--- Assignment ---
Every line below that holds "content" must be copied.

--- Data excerpts ---
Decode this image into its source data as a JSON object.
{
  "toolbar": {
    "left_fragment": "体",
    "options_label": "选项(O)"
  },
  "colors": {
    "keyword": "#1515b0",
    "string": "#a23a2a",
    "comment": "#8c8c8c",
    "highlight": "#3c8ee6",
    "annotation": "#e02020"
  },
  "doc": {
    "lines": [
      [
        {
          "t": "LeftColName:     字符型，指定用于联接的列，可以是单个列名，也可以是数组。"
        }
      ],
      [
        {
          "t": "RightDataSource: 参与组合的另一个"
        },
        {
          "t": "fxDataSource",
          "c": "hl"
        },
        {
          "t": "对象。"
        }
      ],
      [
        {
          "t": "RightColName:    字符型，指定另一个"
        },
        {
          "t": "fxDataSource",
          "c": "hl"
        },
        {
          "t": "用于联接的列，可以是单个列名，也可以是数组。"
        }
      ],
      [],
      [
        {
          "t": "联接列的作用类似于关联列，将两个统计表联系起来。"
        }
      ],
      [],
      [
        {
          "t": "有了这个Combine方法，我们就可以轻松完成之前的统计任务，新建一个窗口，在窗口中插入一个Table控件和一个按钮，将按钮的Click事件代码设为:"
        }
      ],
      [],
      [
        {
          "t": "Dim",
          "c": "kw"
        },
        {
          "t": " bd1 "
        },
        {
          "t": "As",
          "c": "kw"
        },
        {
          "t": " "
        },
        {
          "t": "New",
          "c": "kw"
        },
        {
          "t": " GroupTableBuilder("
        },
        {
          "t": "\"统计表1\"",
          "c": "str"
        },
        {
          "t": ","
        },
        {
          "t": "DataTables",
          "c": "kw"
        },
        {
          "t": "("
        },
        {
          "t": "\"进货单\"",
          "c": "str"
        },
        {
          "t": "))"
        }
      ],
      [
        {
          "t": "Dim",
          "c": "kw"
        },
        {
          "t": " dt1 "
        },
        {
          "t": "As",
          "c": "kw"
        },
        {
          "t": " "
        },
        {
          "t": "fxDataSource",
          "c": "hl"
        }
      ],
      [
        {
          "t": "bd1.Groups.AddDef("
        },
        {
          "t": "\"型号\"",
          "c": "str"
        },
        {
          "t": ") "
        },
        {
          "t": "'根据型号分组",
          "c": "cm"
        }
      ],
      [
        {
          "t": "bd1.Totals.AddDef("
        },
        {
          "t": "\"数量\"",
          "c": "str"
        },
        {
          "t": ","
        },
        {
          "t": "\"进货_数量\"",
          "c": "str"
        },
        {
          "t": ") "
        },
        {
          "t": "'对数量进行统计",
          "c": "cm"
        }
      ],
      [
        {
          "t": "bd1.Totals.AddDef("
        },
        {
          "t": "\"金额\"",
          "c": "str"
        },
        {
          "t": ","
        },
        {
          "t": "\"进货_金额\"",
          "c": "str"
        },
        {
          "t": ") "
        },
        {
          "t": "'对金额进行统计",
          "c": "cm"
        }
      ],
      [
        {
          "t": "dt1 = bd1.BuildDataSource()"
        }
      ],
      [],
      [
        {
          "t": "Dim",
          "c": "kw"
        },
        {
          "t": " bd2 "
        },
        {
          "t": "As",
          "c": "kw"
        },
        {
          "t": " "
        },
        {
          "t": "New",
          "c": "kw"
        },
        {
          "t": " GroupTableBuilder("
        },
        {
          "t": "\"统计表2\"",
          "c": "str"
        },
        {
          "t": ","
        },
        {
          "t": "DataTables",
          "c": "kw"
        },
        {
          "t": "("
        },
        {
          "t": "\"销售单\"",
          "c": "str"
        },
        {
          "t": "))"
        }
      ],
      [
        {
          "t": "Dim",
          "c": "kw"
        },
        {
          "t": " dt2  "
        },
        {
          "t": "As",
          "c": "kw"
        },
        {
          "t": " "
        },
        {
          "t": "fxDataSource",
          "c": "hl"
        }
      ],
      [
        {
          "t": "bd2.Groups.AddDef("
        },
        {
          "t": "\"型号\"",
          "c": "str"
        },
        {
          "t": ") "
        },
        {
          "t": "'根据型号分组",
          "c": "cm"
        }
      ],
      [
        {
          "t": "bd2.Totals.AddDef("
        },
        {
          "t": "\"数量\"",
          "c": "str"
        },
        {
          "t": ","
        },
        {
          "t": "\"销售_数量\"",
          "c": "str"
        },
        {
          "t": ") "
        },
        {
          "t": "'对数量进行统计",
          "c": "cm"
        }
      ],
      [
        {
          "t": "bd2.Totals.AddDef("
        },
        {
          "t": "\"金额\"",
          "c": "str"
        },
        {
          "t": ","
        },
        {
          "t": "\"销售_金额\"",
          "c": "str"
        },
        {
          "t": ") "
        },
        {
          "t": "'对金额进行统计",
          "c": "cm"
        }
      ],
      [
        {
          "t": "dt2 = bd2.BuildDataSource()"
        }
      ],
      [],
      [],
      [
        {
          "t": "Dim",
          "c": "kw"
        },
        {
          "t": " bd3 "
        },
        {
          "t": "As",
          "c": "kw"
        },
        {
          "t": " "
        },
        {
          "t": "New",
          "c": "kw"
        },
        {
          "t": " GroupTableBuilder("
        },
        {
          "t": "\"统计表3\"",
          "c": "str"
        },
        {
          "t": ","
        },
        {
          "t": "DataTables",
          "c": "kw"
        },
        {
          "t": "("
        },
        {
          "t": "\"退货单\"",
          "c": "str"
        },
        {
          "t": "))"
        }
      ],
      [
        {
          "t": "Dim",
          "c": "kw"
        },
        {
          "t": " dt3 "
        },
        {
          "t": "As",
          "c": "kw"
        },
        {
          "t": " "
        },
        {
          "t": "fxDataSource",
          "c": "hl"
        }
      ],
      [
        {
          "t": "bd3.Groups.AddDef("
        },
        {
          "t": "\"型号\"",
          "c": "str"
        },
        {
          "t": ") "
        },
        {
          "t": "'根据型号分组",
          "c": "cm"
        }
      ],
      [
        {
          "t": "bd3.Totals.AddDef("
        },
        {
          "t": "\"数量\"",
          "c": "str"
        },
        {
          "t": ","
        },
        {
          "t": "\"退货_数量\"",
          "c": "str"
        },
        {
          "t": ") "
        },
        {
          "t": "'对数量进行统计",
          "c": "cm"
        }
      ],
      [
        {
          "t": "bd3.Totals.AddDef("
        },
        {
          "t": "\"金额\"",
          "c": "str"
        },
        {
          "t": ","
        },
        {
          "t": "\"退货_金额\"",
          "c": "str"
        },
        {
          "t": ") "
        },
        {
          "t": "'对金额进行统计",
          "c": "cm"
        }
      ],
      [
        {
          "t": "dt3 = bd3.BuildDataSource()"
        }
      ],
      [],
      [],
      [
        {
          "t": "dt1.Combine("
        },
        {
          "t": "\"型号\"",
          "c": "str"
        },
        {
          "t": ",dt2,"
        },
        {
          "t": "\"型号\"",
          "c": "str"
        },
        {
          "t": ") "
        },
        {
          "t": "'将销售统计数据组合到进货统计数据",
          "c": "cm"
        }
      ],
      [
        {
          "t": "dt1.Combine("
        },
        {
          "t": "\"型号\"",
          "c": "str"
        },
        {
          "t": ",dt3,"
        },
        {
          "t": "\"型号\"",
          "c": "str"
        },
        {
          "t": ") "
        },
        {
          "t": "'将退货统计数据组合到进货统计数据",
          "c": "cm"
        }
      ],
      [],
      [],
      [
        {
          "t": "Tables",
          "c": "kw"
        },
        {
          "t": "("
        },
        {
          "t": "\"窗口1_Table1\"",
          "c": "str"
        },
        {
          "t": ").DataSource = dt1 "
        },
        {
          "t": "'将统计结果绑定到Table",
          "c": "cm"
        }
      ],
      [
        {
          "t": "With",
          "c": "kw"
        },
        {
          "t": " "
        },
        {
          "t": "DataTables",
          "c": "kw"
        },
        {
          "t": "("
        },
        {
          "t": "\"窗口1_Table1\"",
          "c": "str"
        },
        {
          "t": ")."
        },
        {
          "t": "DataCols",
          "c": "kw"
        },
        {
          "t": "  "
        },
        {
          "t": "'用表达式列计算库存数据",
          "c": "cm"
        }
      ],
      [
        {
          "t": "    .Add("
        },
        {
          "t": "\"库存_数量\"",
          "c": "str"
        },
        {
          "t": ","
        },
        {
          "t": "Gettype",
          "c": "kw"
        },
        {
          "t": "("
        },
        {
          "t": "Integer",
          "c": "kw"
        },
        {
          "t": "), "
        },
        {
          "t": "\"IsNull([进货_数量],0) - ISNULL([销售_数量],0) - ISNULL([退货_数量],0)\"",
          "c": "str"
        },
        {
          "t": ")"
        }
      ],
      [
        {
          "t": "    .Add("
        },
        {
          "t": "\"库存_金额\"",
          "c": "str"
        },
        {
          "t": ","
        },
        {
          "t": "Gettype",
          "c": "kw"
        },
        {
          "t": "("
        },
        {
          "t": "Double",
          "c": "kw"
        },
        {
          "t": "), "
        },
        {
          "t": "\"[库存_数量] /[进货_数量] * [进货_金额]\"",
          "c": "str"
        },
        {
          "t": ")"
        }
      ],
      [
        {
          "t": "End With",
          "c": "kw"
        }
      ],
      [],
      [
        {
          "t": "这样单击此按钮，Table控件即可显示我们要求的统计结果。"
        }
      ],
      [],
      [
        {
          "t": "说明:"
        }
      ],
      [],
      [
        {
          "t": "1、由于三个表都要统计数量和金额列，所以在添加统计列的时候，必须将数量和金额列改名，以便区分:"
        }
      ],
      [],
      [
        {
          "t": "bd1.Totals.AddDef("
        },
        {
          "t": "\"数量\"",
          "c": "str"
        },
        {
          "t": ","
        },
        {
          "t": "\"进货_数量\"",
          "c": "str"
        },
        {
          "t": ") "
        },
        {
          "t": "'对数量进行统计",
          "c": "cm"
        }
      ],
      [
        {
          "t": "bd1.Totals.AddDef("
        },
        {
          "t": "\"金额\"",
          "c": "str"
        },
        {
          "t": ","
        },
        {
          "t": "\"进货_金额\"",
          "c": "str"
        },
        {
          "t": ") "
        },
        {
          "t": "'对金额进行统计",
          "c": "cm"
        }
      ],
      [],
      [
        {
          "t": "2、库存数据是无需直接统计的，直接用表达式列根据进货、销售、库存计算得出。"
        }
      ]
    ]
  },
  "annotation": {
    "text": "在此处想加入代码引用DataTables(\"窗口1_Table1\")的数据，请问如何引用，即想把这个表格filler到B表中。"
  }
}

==

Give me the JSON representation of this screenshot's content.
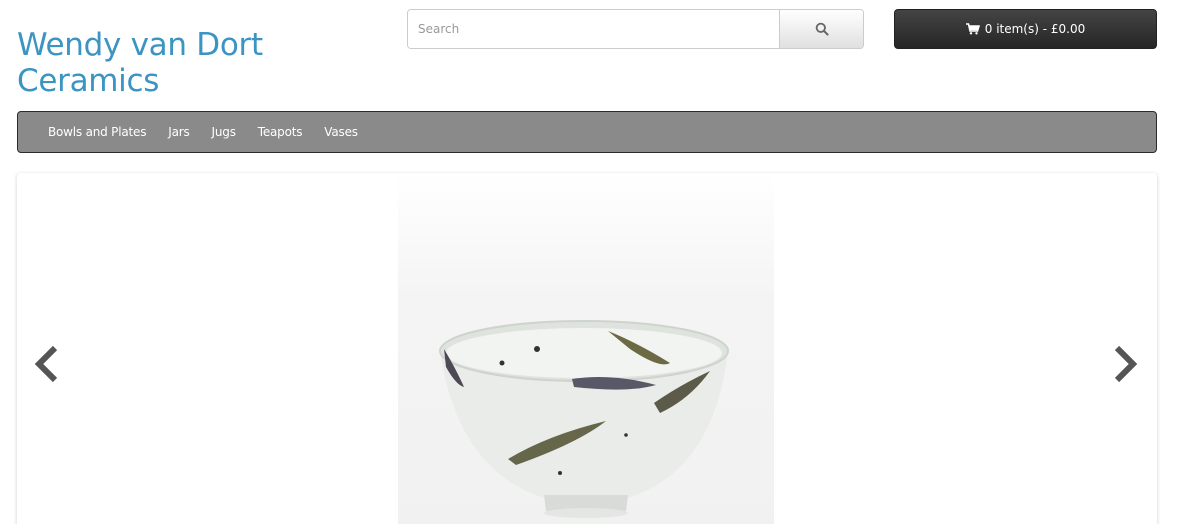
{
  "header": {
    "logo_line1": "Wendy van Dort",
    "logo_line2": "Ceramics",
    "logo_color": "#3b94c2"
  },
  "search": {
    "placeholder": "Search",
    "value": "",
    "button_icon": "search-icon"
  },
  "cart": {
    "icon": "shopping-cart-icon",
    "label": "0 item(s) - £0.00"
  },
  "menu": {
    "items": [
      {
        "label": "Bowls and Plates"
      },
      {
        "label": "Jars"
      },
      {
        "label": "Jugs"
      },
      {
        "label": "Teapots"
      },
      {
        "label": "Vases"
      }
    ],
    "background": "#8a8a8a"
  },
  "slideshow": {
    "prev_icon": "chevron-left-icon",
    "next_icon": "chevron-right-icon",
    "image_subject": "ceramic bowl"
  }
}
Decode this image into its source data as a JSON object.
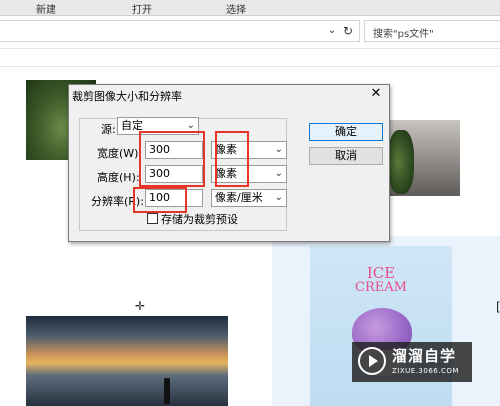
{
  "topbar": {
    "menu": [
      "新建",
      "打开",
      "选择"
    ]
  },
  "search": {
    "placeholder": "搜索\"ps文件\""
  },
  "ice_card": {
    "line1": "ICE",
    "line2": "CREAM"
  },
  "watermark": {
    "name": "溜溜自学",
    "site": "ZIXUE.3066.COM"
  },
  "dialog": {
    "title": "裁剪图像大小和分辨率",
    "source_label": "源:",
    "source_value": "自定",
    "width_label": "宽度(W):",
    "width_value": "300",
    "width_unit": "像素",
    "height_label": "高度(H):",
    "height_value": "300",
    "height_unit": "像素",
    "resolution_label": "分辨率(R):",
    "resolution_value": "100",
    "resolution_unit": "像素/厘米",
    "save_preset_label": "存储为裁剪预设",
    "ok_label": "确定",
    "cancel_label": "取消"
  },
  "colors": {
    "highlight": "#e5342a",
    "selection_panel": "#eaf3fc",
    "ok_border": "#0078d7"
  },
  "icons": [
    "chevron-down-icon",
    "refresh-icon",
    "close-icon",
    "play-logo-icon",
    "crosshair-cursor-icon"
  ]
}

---

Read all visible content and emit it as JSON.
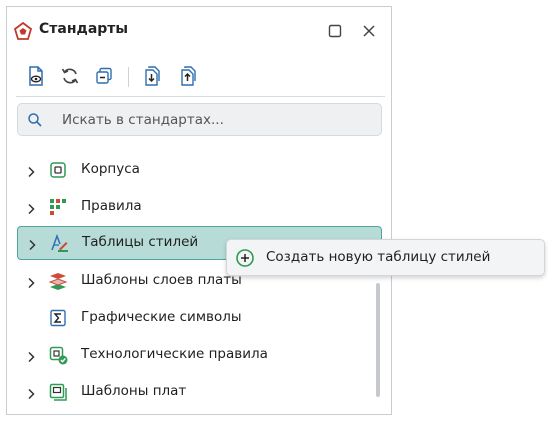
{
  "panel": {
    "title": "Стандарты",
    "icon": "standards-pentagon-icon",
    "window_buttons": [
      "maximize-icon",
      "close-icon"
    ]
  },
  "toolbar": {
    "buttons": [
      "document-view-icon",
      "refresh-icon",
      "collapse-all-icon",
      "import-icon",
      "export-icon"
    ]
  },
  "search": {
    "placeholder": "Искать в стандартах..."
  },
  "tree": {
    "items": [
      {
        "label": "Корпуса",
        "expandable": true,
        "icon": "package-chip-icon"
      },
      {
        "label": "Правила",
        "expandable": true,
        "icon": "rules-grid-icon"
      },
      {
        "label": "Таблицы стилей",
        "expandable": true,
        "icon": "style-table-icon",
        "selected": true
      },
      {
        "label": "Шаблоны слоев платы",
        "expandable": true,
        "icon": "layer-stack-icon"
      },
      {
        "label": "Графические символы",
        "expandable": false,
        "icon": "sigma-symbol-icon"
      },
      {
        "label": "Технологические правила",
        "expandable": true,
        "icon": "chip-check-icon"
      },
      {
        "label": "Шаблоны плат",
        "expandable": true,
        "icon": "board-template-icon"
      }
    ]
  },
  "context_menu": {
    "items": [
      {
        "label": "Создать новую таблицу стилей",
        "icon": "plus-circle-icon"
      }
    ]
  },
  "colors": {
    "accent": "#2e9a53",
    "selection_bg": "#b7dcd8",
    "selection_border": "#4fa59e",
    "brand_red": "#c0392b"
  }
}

--- Answer box ---
Give me the JSON representation of this screenshot's content.
Read all visible content and emit it as JSON.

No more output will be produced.